Six-guns vs. werewolves in the Old West!
They’re hired guns. The best at what they do. They’ve left bodies in their wake across the West. But this job is different. It’ll take all their skill and courage. And very special bullets. Because their targets this time won’t be shooting back. They’ll fight back with ripping claws, tearing fangs and animal cunning. They’re werewolves. A pack of bloodthirsty wolfmen have taken over a small Mexican village, and the gunmen are the villagers’ last hope. The light of the full moon will reveal the deadliest showdown the West has ever seen—three men with six-shooters facing off against snarling, inhuman monsters.

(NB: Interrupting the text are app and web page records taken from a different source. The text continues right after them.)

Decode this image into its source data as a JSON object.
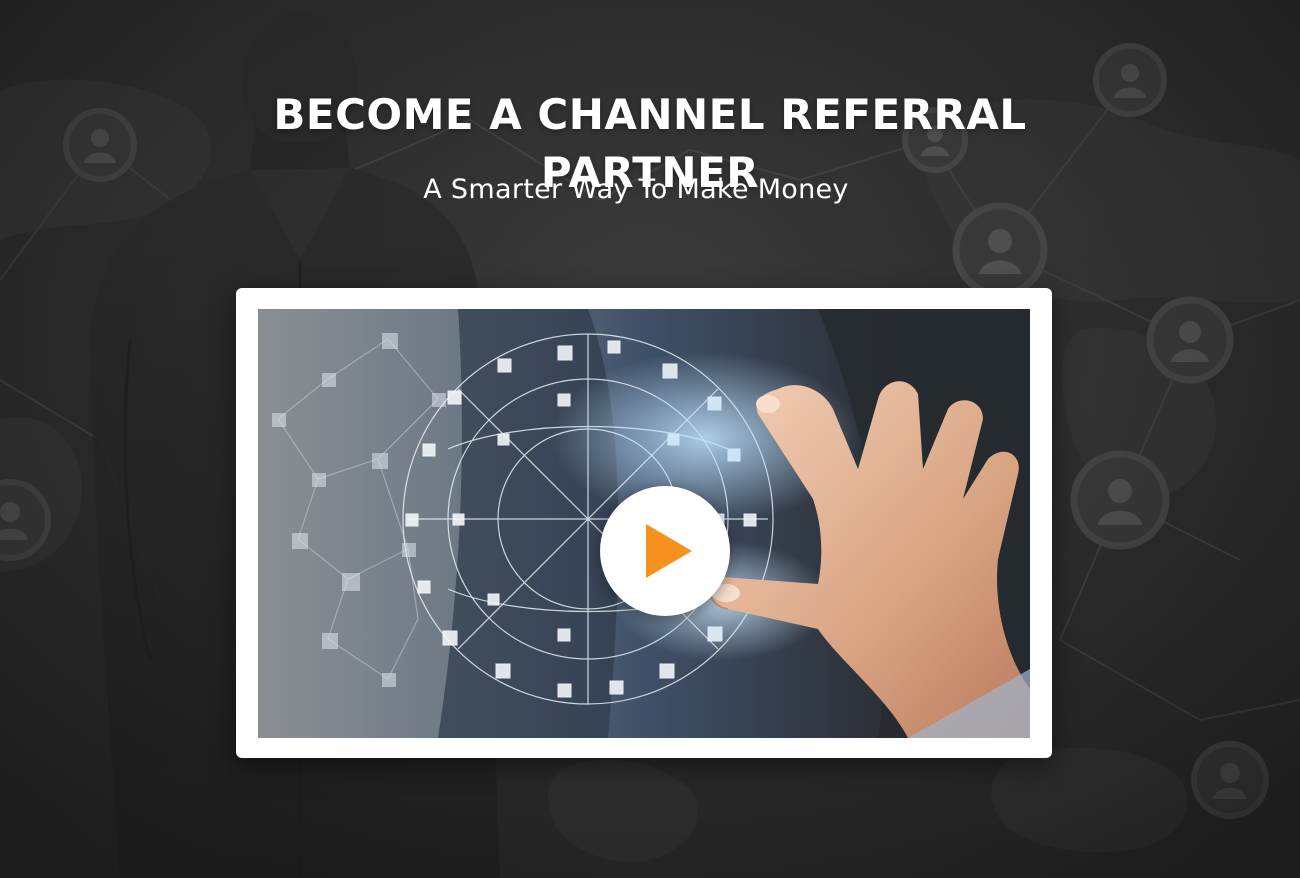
{
  "hero": {
    "title_line_1": "BECOME A CHANNEL REFERRAL",
    "title_line_2": "PARTNER",
    "subtitle": "A Smarter Way To Make Money"
  },
  "video": {
    "play_icon": "play-icon",
    "accent_color": "#f5921f"
  },
  "background": {
    "icons": [
      "person-icon",
      "world-map",
      "network-lines"
    ]
  }
}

Hollywood veteran Red has a respectable track record in horror and suspense films (Near Dark, The Hitcher), but this novel is a horrific misfire. When werewolves take over a dusty Mexican town, the virginal Pilar disguises herself as a man and flees to recruit outlaws who can slay the monsters. Led by the battered Tucker, whose sympathetic portrayal is undercut by his dismissal of Pilar as the simple Mexican and the peasant, the trio of gunmen must resist the twin temptations of the town s stash of silver and the werewolf leader s offer of immortality. Tucker stops his companions from raping Pilar; naturally she sees him as the hero she s been saving herself for. The story reads like a screenplay summary, with the narrative beats dropping at painfully predictable intervals. Fans of late-night horror flicks may relish the concept of cowboys versus werewolves, but the fight scenes are too murky to be enjoyable, and the rest feels rote.